▶ _Aim of the task_: Copy every line in the records below that contains the word "ConcurrentHashMap".

START Material to process

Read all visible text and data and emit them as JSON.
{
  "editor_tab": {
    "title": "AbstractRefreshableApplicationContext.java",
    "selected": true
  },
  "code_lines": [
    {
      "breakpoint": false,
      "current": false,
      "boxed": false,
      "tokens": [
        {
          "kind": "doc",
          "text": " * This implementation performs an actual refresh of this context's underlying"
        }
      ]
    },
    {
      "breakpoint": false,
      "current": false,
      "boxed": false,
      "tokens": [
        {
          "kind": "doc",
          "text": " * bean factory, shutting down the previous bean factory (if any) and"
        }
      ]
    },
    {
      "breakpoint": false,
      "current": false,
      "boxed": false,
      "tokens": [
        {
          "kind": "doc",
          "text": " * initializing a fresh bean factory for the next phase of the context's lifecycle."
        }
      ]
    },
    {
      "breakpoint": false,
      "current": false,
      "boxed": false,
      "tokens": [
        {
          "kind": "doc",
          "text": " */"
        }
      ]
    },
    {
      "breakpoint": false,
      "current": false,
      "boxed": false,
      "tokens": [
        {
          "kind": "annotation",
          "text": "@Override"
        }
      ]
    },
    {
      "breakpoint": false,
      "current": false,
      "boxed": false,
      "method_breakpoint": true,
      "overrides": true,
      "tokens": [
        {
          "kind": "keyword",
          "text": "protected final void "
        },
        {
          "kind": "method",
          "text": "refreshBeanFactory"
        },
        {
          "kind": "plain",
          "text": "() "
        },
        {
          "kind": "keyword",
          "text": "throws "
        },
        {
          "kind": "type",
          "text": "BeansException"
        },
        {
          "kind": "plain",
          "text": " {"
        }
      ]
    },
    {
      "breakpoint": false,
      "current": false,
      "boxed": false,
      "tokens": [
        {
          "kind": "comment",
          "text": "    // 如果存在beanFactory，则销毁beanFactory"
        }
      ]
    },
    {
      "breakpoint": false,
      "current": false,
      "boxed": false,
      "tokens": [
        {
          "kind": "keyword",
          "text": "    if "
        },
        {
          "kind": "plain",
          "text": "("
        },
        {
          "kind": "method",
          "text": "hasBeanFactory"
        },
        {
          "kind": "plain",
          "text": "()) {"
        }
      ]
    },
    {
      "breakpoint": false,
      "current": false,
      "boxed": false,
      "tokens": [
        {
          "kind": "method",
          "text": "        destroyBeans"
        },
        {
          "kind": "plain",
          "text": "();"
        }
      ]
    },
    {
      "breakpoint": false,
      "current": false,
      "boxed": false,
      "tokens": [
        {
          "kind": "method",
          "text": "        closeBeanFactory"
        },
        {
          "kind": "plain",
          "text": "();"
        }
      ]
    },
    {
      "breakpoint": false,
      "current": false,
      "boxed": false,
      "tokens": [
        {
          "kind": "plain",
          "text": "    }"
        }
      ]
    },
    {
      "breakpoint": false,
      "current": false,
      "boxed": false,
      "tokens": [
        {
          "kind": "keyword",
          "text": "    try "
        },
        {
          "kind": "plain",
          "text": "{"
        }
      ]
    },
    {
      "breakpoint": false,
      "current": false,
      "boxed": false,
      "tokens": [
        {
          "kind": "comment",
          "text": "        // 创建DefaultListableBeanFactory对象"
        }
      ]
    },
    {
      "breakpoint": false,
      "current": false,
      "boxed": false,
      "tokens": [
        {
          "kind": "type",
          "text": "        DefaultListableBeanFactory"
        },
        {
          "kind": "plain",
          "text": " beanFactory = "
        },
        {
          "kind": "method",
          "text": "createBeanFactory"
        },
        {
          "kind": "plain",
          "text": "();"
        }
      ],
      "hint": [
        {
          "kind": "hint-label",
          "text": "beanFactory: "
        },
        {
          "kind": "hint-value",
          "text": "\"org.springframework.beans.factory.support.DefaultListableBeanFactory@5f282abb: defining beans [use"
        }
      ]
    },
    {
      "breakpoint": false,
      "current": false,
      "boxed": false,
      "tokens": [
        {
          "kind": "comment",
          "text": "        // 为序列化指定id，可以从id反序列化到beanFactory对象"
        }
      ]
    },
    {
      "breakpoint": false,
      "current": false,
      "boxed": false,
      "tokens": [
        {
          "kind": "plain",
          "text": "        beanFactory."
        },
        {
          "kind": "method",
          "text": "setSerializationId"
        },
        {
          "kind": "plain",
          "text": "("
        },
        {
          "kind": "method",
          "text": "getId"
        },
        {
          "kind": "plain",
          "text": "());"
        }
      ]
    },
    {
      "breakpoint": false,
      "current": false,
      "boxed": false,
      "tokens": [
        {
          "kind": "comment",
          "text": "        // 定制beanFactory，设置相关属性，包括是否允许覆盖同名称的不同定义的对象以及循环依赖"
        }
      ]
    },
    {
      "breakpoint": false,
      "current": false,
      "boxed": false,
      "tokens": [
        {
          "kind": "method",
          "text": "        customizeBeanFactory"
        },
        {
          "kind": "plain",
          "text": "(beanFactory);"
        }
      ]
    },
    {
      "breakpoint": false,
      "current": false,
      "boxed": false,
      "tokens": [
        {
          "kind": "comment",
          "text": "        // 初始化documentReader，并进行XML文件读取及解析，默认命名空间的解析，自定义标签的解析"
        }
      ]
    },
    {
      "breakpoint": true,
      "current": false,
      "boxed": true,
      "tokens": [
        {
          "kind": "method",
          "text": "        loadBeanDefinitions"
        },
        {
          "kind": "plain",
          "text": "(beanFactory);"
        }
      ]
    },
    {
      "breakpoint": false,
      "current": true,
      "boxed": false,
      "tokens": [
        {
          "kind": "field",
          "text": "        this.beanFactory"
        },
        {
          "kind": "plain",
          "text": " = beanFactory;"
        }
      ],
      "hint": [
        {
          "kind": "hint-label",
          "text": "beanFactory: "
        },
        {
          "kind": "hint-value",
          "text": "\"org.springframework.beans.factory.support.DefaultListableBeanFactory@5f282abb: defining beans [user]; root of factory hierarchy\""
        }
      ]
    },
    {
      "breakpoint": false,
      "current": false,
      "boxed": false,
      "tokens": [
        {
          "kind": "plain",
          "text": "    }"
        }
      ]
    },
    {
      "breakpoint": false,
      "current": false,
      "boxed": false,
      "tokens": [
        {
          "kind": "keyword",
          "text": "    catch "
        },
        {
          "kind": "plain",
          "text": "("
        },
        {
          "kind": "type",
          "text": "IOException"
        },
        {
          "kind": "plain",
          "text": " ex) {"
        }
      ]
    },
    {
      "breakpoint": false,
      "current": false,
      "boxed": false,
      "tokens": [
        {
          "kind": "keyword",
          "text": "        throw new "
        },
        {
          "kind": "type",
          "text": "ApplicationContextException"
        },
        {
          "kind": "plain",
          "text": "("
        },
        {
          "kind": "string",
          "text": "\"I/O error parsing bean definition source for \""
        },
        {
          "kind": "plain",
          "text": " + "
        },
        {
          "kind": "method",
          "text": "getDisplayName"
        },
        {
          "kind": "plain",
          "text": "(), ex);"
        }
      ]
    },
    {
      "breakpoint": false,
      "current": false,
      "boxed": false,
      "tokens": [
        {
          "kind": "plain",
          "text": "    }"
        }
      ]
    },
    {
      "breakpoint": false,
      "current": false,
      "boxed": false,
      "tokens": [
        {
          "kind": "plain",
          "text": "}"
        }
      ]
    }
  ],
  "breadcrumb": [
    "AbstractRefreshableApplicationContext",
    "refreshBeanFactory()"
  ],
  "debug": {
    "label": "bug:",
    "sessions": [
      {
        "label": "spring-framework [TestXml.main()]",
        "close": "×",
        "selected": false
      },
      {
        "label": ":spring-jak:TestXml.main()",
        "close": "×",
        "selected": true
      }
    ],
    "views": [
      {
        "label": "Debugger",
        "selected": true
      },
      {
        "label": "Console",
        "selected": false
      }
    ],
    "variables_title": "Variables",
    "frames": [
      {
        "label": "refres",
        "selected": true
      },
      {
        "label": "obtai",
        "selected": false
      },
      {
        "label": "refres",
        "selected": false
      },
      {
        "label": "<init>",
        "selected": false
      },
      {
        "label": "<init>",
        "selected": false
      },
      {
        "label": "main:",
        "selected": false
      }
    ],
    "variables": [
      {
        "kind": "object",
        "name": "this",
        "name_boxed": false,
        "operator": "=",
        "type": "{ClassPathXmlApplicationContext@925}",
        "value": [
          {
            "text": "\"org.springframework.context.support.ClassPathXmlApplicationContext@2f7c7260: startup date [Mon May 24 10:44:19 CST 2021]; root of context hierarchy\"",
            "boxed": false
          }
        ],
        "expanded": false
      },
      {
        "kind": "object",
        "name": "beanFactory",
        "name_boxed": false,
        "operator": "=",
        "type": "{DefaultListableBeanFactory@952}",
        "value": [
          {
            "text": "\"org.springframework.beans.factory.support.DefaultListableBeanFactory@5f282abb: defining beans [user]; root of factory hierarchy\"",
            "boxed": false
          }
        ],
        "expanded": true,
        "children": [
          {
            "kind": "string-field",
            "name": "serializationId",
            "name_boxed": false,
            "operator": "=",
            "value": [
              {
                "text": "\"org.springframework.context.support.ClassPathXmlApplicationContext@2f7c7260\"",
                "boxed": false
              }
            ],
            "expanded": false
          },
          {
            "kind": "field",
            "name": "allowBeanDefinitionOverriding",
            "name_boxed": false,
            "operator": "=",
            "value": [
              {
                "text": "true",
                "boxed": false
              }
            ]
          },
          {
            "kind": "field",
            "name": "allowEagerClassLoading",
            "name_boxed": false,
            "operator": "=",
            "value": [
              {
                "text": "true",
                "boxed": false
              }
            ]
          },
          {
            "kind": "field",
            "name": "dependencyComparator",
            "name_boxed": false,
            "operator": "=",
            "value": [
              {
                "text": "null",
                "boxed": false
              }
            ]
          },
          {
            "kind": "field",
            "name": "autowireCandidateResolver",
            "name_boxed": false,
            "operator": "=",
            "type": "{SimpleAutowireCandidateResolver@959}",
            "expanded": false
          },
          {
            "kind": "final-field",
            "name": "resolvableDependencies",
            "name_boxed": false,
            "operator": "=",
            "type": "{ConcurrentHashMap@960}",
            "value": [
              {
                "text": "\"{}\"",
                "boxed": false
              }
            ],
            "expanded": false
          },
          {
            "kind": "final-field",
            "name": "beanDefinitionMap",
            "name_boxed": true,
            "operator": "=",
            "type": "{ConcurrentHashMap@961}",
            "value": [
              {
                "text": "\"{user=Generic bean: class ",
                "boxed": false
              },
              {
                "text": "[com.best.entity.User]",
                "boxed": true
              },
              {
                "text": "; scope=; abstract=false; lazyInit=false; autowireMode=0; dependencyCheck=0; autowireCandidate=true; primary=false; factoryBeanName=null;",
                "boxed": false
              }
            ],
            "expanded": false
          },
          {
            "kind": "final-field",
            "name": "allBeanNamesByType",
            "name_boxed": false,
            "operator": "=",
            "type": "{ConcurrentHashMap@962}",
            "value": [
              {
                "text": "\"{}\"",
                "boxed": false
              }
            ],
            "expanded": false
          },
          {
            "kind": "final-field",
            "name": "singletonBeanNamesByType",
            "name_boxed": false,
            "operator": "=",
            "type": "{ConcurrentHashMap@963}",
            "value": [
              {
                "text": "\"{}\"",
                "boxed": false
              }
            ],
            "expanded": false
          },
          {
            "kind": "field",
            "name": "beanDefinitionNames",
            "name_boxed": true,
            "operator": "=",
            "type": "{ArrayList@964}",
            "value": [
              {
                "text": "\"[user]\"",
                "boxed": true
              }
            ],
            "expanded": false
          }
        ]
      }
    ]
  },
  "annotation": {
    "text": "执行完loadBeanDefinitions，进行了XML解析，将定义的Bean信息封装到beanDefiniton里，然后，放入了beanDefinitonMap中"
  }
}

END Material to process

▶ _Exercise response_:
            "type": "{ConcurrentHashMap@960}",
            "type": "{ConcurrentHashMap@961}",
            "type": "{ConcurrentHashMap@962}",
            "type": "{ConcurrentHashMap@963}",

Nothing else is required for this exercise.